In fact, most everyone has the ability to play guitar at some level. Busy Adults who learn to play guitar find that it reduces stress, increases self-esteem, and provides an activity as an emotional outlet.
Studies show that even one or two years of learning a musical instrument greatly improves memory and attention, as well as learning abilities across many areas. Why would anyone give up all these benefits just because they don’t believe they can be the next world class virtuoso?
How much talent you have is not an issue. By focusing on whether or not you have “enough talent”, you’re putting attention on something you have no control over. There are so many things you do have control over that will make you a good guitarist!
So if you want to play guitar, don’t concern yourself with whether or not you’re “talented”. Or compare yourself to others. Neither of those will do anything to improve your playing. Instead, focus on the things that will improve your playing!
Here are just a few of the many things you can do something about that will make you a better guitarist…
The power of habit. Some people say practicing takes discipline. While that’s true, it’s more about creating a habit that works for you. Habits are powerful tools after all. If you practice a little bit each day you’ll develop the habit of practicing. This habit will work for you and get you through roadblocks in your playing. You can expand this as you progress.
Persistence. Persistence is somewhat like a muscle. The more you use it the more you get.
Good instruction. Random instruction of any kind just won’t cut it. You want to find good systematic instruction either online or in person. Intentional, structured lesson plans are the best way to learn an instrument. I also think they’re the most fun, since they carry the greatest reward!
Faith. You often can’t see improvement from day-to-day. Just like you might not see a child or a pet grow day-to-day. Because of this, you’ll need a certain amount of faith. Faith that if you keep following the steps and practice regularly, you will continue to improve. After a month, or two, or six, you can look back and see just how far you’ve come.
“Every artist was first an amateur.” – Ralph Waldo Emerson

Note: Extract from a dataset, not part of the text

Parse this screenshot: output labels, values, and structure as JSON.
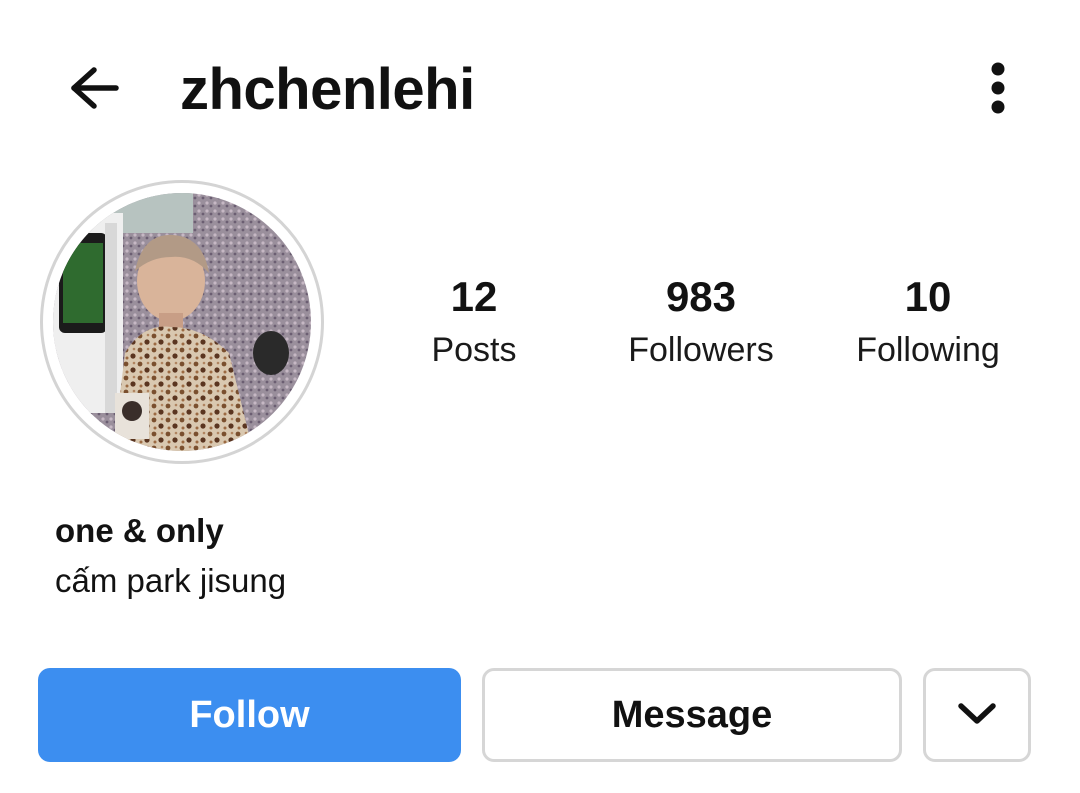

Your progress will vary depending on the time you dedicate, your natural talent, and your aptitude for the guitar. How long that takes doesn’t really matter in the big picture. Guitar is about progress. The important thing is that you’re constantly progressing. Not how quickly.
Keep these two things in mind.
- 1) If you practice you will get better.
- 2) Comparing yourself to others won’t help.
I’ve heard people say it will take too long. But think of it this way: playing guitar is a journey, not a destination.
If it takes you five years to play guitar the way you want, you’re going to be five years older either way. You’ll either be five years older and not play guitar. Or if you take quality lessons and practice, you’ll be five years older and play guitar.
Which would you rather have?
Brad Gillis story continued…
Brad and I went on to be friends (sort of). He’s passionate and down to earth. I came to like him. It’s not his fault he’s so damn talented 😉
Since I owned our mutual hometown music store he came to me for help selling some of the guitars that he got from endorsements. We split the money.
About ten years after I first met him he invited me to a local club where he was jamming with members of the Alameda All-Stars, a band he started before fame came knocking.
You’d think that since I was older and wiser things would be different. But after seeing him play I still felt discouraged. He was even better than the first time.
Talking to Brad over the years I came to realize for the first time (but not the last… more on that in another email) that being famous isn't all a bed of roses. Everyone has ups and downs.
I haven't heard from him for many years now. I hope he's doing well and found the inner peace that we all need to deal with life’s turmoil… famous or not.
When he's not making guitar instruction videos or creating more music to record (currently 7 CDs including Beauty and Fire) he's riding his bike along the beach with his dog Marco Polo or traveling to interesting places with his lovely wife Pui.